Rising temperatures responsible for dengue outbreak?
The dengue outbreak in Bangladesh has an effective connection with rising temperature and changing patterns of rainfall, says a recent study on the mosquito-borne viral disease.
According to the study, the average temperature increased by 0.49°C from the first decade (2000-2010) to the second one (2011-2022), while rainfall decreased by 314 mm. But there was a rise in unusual rainfall in the pre- and post-monsoon period.
An increase in temperature gears up the growth and transmission of virus in mosquitoes and enables them to digest more blood, while the unusual pattern of the monsoon favours mosquito breeding. This is what happened in Bangladesh.
The research, titled “Two decades of endemic dengue in Bangladesh (2000–2022): Trends, seasonality, and impact of temperature and rainfall patterns on transmission dynamics,” was published in the US Journal of Medical Entomology recently.
Researchers and public health specialists said pesticides are not being applied in a proper way due to rising rainfall before and after the monsoon. They underscored the need for changes in mosquito prevention plans and activities.
The average increase of 0.49°C in temperature added approximately 4,292 degree-hours of equivalent heat per year, when only 349-degree-hour equivalent heat is needed for the dengue virus to complete transmission and incubation.
Dr Mushtuq Husain, a noted public health specialist, told Prothom Alo that the study showed a link between the dengue outbreak and the weather with necessary data. However, in addition to environmental factors, the prevailing poor health system is also largely responsible for the dengue menace.
Over the past 22 years, a total of 244,246 dengue cases were reported, while the average annual number of cases is 10,619. The number of dengue cases increased eightfold during the second decade, with 2,216 cases during 2000-2011 and 18,321 during 2012-2022. Also, the deaths doubled from 21 to 46 between the two decades, while the overall case-fatality ratio decreased to one-third from 0.69 to 0.24.
Link between temperature and dengue outbreak
According to the study, the average annual temperature rose by 0.49°C from 26.35°C recorded in the first decade to 26.84°C in the recent decade.
Najmul Haider, a researcher with specialisation in mosquito-borne diseases at Keele University, said the average increase of 0.49°C in temperature added approximately 4,292 degree-hours of equivalent heat per year, when only 349-degree-hour equivalent heat is needed for the dengue virus to complete transmission and incubation.

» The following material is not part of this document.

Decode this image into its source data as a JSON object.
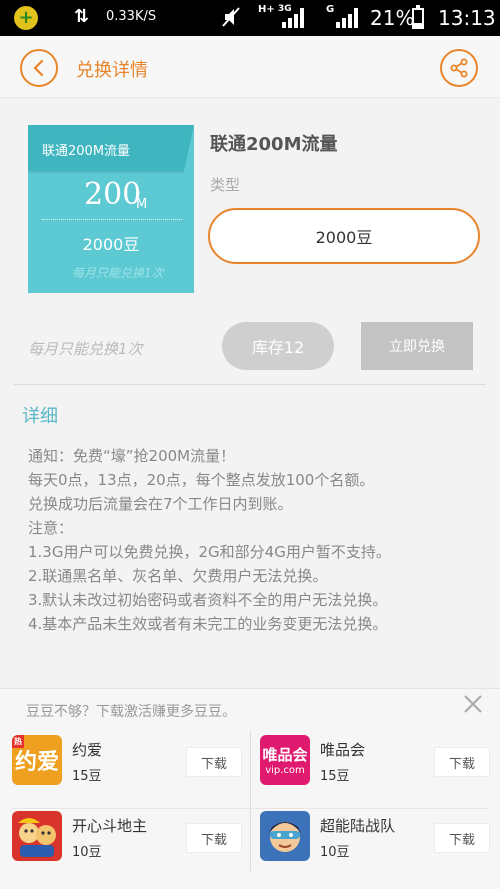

Therefore, the addition of 0.49 °C temperature shortens the incubation period and thus increases the rate of dengue virus transmission. An eightfold increase in dengue cases is a possible indication of the impact of increases in temperature in the country.
'Degree hour' is an index unit for temperature measurement. If one stays at 10°C for one hour or at 1°C for 10 hours, he is exposed to 10 degree-hours of heat. According to researchers, the dengue virus starts growing in Aedes mosquitoes at a temperature of 17°C. It takes an average of eight days to complete incubation at the temperature in Bangladesh.
Touhid Uddin Ahmed, former chief scientific officer of the Institute of Epidemiology, Disease Control and Research (IEDCR), said mosquito breeding increases if the temperature prolongs. There are some other factors at play. There is no survey on mosquitoes throughout the year, while the effectiveness of pesticides is not being monitored regularly.
Unusual rain vs dengue outbreak
The annual rainfall declined by 314 mm between the 2 decades, from 2078.6 to 1764.5 mm, of which 308 mm decreased during the monsoon (July–October) season. It prolonged the period for mosquito breeding as well as dengue infection.
More than 77 per cent of the total dengue infections were reported between April and July, while it was only 16 per cent during the August-March period.
Najumul Haider said the breeding of mosquitoes has increased due to the rise in rain before and after the monsoon. But the dengue eradication activities remain limited within the monsoon season, ignoring the unusual breeding before and after the season.
The study made some suggestions, including integrated and comprehensive mosquito control programmes, with the participation of locals.
It was feared in the study that there might be a rise in dengue and other mosquito-borne diseases, along with unusual rainfall.
A significant disclosure of the study is the monthly rise in dengue cases. Analysing the data of previous years, it was found that the number of dengue patients always increased between April and July, compared to the previous months.
Professor Saiful Islam, director of the Institute of Water and Flood Management at Bangladesh University of Engineering and Technology (BUET), said the outbreak of bacterial diseases is rising in tropical countries. There is a connection of the dengue outbreak with rising temperature and changing rainfall patterns. It deserves more research work.
Last year, dengue deaths and infections surpassed the records of the previous 23 years. The study offered some suggestions to prevent dengue in the coming days. These include integrated and comprehensive mosquito control programmes, with the participation of locals. Besides, mosquitoes and infected ones should be monitored regularly.
Dr Mushtuq Husain said policymakers should consider the changes in disease and the environment with great importance. The study provides a message to bring changes into the activities.